The Cats tightened up their defense in the second half, holding UNLV to just 16 points after the Rebels scored 42 in the first half, and Arizona made plays down the stretch to win. But just imagine if it had played its second-half defense in the first half. Imagine 3-3 UNLV going into halftime at the second-ranked team’s arena with just 16 points. They might not have even come out of the locker room for the second half. Instead, Arizona let the Rebels hang around long enough to realize that stealing a win wasn’t as difficult as they thought, and the game was closer than it ever should’ve been.
Arizona is versatile enough to play just about any style. But that first half against UNLV proved that no matter what style of game, defense will always be paramount for the Cats.
The Celebration of the Week
As you know, North Carolina beat no. 1 Michigan State by 14 in East Lansing last Wednesday.
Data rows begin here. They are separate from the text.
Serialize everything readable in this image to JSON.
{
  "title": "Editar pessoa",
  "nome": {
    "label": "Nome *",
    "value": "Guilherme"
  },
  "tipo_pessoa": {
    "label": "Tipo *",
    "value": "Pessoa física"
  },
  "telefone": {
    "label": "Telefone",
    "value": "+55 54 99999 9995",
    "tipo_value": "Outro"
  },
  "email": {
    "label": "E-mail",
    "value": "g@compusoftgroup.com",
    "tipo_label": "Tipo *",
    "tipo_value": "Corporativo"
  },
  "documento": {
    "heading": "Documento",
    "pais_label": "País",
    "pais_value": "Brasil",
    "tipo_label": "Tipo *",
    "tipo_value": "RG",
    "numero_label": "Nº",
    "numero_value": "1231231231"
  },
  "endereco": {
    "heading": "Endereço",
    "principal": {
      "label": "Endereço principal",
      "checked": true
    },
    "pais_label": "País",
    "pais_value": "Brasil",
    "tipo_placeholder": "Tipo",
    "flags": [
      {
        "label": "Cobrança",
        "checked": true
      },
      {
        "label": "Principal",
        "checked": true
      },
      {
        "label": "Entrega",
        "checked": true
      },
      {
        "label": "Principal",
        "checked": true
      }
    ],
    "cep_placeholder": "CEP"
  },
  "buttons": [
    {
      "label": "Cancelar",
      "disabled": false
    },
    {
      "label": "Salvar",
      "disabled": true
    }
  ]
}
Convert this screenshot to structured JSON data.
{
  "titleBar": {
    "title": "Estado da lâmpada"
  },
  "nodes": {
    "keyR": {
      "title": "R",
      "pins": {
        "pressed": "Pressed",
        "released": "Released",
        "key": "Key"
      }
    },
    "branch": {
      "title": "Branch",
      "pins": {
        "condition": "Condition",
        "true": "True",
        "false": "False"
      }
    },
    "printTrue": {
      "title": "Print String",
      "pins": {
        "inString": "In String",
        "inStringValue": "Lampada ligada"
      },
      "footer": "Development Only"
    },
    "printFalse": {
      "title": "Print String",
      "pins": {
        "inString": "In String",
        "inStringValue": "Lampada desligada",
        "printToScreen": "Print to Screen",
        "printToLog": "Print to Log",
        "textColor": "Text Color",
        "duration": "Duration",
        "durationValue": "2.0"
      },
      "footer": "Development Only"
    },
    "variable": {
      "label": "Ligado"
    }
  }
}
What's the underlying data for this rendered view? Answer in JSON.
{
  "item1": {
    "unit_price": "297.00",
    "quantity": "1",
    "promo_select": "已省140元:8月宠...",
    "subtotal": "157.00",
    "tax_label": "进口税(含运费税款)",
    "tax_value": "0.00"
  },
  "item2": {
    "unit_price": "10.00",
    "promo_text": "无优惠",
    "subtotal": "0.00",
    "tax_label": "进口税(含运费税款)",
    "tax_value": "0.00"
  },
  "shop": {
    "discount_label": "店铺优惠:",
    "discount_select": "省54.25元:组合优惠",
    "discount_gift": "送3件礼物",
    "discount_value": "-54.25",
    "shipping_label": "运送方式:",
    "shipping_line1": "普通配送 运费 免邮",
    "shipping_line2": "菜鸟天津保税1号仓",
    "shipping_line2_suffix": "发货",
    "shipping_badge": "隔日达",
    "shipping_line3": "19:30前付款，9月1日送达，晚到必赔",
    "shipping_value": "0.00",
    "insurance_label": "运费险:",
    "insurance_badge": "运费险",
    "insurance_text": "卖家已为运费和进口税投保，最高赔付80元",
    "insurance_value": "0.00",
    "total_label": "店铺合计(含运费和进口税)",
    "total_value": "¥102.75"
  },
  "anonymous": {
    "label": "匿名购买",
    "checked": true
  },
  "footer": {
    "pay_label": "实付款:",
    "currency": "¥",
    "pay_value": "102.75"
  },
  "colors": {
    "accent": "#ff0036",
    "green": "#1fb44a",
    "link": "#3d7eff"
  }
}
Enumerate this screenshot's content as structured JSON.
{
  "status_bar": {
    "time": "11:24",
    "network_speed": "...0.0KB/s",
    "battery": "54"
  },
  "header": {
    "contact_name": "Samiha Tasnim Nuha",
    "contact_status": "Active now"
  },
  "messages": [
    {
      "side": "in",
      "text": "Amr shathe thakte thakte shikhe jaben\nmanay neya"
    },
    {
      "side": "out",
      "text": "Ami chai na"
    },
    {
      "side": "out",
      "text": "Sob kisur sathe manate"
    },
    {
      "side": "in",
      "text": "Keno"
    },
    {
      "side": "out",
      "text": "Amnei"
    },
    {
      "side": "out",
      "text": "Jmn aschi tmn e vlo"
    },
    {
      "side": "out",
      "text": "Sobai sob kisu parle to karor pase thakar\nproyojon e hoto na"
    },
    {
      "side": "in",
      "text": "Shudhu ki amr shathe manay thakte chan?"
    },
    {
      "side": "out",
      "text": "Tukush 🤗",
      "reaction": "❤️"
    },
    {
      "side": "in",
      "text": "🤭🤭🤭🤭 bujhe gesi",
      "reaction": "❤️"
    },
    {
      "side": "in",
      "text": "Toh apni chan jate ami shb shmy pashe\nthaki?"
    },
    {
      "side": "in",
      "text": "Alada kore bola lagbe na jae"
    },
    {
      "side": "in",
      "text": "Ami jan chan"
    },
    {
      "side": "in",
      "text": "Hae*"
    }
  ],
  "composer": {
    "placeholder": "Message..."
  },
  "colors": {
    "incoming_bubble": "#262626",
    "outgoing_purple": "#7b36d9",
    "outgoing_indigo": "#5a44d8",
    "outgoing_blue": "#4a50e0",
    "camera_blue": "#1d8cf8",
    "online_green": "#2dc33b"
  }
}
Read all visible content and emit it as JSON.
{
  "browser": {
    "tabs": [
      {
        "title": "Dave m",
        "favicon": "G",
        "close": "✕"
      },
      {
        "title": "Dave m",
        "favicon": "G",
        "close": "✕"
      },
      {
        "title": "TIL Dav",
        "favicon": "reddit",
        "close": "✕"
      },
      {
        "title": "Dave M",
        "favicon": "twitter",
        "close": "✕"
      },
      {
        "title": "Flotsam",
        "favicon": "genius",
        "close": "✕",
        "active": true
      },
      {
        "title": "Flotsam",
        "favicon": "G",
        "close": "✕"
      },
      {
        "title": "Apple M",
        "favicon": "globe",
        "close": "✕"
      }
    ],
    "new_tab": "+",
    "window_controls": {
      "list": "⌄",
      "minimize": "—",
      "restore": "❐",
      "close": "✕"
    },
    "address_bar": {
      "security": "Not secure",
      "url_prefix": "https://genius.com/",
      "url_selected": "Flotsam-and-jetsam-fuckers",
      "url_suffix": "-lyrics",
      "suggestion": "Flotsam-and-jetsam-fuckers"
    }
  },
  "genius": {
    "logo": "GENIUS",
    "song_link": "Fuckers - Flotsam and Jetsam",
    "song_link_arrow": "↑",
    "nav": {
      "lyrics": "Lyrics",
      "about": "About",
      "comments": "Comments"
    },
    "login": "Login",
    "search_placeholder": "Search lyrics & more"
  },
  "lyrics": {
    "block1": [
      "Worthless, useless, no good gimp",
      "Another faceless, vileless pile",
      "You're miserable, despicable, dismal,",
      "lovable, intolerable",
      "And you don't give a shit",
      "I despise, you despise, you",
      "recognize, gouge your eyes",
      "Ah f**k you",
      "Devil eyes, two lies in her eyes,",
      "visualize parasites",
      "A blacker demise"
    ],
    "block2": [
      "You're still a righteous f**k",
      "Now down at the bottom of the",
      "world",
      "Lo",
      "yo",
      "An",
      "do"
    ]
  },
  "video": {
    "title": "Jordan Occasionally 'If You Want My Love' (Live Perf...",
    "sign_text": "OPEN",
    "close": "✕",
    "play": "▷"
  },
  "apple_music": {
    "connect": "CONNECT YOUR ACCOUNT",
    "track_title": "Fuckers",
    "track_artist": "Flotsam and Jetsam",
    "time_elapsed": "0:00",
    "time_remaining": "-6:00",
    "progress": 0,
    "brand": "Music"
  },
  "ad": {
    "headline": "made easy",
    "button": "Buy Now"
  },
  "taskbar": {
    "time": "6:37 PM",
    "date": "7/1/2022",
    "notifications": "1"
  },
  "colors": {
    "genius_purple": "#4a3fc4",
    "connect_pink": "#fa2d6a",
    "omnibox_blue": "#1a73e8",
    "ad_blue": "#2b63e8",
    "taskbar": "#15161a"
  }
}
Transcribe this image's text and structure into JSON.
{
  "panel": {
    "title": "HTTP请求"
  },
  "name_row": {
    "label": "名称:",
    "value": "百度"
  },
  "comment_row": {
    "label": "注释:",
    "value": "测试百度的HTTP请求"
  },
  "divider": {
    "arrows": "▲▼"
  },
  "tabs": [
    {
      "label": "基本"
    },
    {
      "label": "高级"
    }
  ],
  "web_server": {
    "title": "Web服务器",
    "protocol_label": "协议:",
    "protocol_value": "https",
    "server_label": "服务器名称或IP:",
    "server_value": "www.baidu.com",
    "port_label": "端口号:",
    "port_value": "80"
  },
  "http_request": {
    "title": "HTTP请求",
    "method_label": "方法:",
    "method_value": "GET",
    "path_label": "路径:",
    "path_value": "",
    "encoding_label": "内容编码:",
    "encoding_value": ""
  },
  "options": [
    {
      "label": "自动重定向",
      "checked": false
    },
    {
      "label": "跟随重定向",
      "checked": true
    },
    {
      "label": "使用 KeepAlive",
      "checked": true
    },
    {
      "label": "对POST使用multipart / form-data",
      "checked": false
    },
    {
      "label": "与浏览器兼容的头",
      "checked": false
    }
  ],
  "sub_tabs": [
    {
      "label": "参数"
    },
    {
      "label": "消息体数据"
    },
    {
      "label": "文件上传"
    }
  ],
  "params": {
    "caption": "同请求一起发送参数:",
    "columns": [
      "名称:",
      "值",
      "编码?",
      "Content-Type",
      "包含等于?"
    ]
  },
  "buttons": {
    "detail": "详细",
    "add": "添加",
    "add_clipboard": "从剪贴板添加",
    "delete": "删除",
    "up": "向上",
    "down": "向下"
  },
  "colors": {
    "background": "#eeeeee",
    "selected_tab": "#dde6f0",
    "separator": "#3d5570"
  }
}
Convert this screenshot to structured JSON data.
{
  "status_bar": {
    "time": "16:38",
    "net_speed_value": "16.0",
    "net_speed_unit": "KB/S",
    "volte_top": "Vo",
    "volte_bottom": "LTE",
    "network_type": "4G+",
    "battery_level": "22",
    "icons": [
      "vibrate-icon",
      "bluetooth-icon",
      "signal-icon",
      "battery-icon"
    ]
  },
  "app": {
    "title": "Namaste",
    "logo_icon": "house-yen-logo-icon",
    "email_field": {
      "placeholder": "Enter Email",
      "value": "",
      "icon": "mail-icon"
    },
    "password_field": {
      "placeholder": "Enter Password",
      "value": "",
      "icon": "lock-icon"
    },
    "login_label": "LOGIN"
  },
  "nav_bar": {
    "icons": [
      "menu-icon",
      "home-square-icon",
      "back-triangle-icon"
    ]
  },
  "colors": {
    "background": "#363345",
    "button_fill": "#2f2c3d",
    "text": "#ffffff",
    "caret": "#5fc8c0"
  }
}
I guess you could say the Tar Heels were pleased with their performance.
(Warning: Turn down your headphones/speakers before you press Play.)
I know a lot of college basketball fans like to criticize Roy Williams for not being great at X’s and O’s, for being too lenient when it comes to discipline, for not being able to beat Kansas, for his involvement in a handful of NCAA violations, or for throwing his walk-ons into the fire way too often. But even his harshest critics have to admit that it’s pretty cool to see him celebrating with his team like that. I mean, how many 5-foot-10 63-year-olds would get involved in a mosh pit with 20-year-olds twice their size?
In almost every case, as soon as the kids call the old coach into the mosh pit, he’ll probably just furrow his brow and say: “I didn’t fight in two wars for you to carry on like a buffoon. Get the hell off of me and go get a job. And for god’s sake pull your pants up.”
The Dick’s Degrees of Separation answer is A. See you next week.